Over the last thirty years, the psychological contract between employer and employee has changed because of globalization and major advances in technology. This CQ Dossier focuses on the concept of psychological contracts and raises several important questions such as what is a psychological contract and how does it work?
Managers are typically tasked with overseeing and taking steps to ensure the productivity of their employees. This task is complicated and requires a finely-tuned blend of providing motivation, doling out consequences, adapting to institutional change, and helping employees build independence and new skills.
Most managers are, by definition, focused on factors outside of themselves. Managing a team of employees and running an organization requires a ton of outward attention, and an ability to prioritize others’ needs before addressing ones’ own. This perspective, however, can come at a high price: managers may neglect to notice or address their own stress and physical health.
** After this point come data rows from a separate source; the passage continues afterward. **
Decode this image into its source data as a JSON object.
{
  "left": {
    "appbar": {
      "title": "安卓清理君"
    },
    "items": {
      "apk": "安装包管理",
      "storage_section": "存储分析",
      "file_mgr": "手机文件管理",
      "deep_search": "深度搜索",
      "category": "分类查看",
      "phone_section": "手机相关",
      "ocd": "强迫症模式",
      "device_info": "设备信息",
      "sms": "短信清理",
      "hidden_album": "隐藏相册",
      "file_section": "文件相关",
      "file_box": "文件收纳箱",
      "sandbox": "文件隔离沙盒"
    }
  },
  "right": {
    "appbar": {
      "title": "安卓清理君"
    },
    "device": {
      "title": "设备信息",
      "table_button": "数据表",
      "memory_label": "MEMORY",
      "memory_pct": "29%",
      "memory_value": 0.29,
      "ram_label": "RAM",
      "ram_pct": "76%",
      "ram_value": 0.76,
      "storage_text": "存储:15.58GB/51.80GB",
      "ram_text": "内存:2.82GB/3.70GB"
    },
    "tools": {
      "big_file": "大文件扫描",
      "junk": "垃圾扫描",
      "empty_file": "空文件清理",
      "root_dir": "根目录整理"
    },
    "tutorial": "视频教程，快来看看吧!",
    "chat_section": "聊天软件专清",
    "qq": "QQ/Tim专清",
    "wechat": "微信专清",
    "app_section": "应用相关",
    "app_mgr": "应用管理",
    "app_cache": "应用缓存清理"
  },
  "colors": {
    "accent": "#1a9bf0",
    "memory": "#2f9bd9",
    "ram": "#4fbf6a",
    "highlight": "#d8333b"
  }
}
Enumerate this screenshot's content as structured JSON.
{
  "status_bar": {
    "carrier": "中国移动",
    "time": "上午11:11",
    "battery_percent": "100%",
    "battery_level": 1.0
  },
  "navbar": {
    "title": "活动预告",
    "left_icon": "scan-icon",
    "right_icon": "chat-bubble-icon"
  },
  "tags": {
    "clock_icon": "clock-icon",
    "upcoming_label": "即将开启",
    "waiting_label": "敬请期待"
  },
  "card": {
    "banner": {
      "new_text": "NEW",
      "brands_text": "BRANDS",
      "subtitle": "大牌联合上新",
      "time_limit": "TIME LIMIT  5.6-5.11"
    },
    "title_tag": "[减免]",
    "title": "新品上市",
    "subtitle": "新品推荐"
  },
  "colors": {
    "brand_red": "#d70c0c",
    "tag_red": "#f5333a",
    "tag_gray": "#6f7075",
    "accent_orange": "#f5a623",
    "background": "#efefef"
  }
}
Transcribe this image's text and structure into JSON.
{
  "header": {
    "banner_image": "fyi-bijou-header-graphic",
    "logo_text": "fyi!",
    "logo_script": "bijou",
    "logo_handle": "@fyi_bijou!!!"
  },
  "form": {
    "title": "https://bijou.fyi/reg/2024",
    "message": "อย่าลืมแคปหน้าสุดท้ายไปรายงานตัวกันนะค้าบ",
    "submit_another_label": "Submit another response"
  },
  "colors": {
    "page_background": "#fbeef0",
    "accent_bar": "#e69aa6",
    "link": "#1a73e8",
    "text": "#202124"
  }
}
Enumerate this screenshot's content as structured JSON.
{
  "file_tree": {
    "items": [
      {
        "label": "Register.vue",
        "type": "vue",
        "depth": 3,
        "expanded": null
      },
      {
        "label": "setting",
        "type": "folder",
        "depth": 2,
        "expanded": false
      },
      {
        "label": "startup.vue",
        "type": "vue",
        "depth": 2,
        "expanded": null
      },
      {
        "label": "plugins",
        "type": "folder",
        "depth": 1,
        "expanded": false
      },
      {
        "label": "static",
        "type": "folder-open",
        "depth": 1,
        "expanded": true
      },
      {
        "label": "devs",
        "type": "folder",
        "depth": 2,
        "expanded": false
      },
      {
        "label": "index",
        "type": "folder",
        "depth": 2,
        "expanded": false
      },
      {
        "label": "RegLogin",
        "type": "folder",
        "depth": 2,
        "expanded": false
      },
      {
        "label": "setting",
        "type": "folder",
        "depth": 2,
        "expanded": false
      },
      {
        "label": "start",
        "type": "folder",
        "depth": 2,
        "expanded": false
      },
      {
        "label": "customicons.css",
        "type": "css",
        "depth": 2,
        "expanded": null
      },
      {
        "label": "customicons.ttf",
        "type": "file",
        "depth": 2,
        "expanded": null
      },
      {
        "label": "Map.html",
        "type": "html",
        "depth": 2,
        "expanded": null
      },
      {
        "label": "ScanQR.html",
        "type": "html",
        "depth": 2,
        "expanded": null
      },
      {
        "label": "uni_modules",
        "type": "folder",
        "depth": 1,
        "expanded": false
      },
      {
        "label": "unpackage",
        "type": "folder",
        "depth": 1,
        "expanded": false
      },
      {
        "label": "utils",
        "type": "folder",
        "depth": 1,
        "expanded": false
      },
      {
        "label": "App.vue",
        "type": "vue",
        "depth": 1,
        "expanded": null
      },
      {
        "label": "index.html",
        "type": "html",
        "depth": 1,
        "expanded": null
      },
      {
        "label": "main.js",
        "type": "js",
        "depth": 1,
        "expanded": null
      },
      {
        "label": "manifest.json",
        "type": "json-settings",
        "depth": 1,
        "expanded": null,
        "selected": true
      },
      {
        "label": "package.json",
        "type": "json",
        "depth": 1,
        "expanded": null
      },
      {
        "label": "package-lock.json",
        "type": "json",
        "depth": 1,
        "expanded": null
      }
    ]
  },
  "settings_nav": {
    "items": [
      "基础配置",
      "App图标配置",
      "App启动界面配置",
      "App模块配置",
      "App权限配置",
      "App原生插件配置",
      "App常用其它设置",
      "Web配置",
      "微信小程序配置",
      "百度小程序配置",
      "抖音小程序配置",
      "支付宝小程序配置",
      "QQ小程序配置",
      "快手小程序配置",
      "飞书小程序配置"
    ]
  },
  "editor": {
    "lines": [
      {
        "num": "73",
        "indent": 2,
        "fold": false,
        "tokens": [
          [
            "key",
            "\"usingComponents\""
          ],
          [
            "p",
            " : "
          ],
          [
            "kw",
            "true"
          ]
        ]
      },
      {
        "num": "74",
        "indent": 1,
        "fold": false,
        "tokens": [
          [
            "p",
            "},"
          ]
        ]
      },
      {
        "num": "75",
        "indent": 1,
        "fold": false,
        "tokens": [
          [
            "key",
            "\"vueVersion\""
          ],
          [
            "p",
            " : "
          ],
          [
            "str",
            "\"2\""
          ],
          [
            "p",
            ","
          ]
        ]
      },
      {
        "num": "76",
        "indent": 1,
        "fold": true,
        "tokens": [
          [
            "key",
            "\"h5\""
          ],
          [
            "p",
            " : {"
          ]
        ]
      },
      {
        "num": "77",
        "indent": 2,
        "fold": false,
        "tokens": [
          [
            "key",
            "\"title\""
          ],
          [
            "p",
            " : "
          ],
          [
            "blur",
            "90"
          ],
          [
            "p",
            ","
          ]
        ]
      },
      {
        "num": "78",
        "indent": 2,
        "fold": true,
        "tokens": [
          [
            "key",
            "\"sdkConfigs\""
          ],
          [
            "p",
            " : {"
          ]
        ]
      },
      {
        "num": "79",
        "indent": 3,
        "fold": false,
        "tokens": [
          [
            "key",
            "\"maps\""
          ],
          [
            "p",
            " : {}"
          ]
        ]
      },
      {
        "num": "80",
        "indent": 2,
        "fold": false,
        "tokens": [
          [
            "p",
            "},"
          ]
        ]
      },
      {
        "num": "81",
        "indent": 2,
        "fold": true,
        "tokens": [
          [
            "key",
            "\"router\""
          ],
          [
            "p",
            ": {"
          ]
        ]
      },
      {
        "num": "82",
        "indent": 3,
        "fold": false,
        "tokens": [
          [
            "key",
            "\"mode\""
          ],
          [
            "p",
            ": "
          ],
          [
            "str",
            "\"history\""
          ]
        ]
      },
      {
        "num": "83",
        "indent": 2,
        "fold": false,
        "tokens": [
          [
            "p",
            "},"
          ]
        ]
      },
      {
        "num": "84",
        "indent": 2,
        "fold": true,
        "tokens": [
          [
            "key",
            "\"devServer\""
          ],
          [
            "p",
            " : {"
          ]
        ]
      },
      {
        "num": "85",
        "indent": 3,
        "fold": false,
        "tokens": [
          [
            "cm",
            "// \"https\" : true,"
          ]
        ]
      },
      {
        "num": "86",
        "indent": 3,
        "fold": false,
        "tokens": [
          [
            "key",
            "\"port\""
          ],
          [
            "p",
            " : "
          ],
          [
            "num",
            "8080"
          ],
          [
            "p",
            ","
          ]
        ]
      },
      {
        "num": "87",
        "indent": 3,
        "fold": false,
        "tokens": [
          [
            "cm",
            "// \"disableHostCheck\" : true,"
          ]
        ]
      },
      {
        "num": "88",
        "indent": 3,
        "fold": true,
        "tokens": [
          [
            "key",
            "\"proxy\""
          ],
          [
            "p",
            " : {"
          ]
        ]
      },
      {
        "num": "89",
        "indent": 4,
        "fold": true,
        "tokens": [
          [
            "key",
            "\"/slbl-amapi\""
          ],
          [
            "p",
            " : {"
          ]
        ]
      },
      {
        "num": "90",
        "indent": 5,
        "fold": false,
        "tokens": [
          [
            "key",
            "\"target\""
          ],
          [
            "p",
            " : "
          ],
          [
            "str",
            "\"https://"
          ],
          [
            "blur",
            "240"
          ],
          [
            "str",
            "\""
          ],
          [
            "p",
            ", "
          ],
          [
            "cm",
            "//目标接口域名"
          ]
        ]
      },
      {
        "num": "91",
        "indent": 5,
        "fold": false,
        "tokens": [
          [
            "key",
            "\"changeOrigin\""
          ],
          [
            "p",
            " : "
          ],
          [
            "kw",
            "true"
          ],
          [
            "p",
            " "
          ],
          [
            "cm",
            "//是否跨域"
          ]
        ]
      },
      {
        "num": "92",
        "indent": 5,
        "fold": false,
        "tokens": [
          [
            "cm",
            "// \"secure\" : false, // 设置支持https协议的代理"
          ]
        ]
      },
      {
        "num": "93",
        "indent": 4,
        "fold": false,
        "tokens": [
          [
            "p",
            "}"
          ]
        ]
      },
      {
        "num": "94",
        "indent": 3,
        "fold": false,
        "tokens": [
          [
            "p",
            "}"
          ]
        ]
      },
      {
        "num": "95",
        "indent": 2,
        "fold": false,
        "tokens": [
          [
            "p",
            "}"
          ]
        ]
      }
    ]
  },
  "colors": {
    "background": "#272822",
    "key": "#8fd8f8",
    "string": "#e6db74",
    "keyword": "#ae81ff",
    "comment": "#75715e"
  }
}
For the past few decades, psychological researchers have been aware of a phenomenon called ego depletion: the wearing down of willpower and self-control. The most common understanding of the subject holds that willpower is a finite resource, which can be used up or exhausted over the course of a single day (Baumeister et al, 1998). This has been supported by research showing that when a person is asked to exert a ton of willpower (for example, by ignoring loud noises to complete a difficult task), they make more impulsive decisions afterward.
Burnout is, largely, a social phenomenon. Many of the causes of burnout are social: when an organization is run in an unjust fashion, conflict is high, and employer demands are difficult to meet, employees are at a greater risk of burning out (Oberle et al, 2016). Burnout is also exhibited in social terms: burned out employees are more disagreeable, apathetic, and jaded. The diminished performance of a burned out employee can create more conflict and disappointment within their workplace, negatively impacting those around them (Kim et al, 2017).
Burnout is the enemy of productivity, collaboration, and morale. When an employee is experiencing burnout, they report low motivation, low investment in their organization’s goals, and an outlook that is pessimistic and grim. Burned out employees are more likely to be absent, waste time at the workplace, make avoidable errors in their work duties, and generate conflict among their co-workers.
A growing number of organizations are focusing on caring for their employees in a holistic, wellbeing-focused manner. Particularly among tech companies and start-ups, employee benefits now surpass simple health and retirement benefits, and include physical health programs, continuing education credits, and even on-site wellness facilities such as yoga rooms (Dailey & Zhu, 2017).
When workers are absent from work, this can cause many problems for organizations. Although organizations expect employees to take time off for doctor appointments and sickness, excessive absenteeism can lead to decreased productivity (Forbes, 2013). One of the best competitive advantages for organizations is the people that they hire. When talent is absent from work, this can have a deleterious effect on organizational effectiveness. A survey of European countries conducted by Eurofound revealed that, on average, rates of absence across Europe are between 3% and 6% of working time. Taking this into consideration makes absenteeism rate a hidden champion key performance indicator (KPI) for productivity, employee engagement and leadership effectiveness. This blog post discusses the causes and costs of absenteeism as well as how to measure and reduce it.
One of the current “trends” in the science of management is examining employees’ resilience. Like “emotional intelligence” and “grit” before it, “resilience” has become a desirable and much-discussed quality that hiring managers seek and leaders work to increase (Leadbeater, Dodgen, & Solarz, 2005). This is not without reason – resilience has been found to predict long-term success in a variety of fields (Klohen, 1996).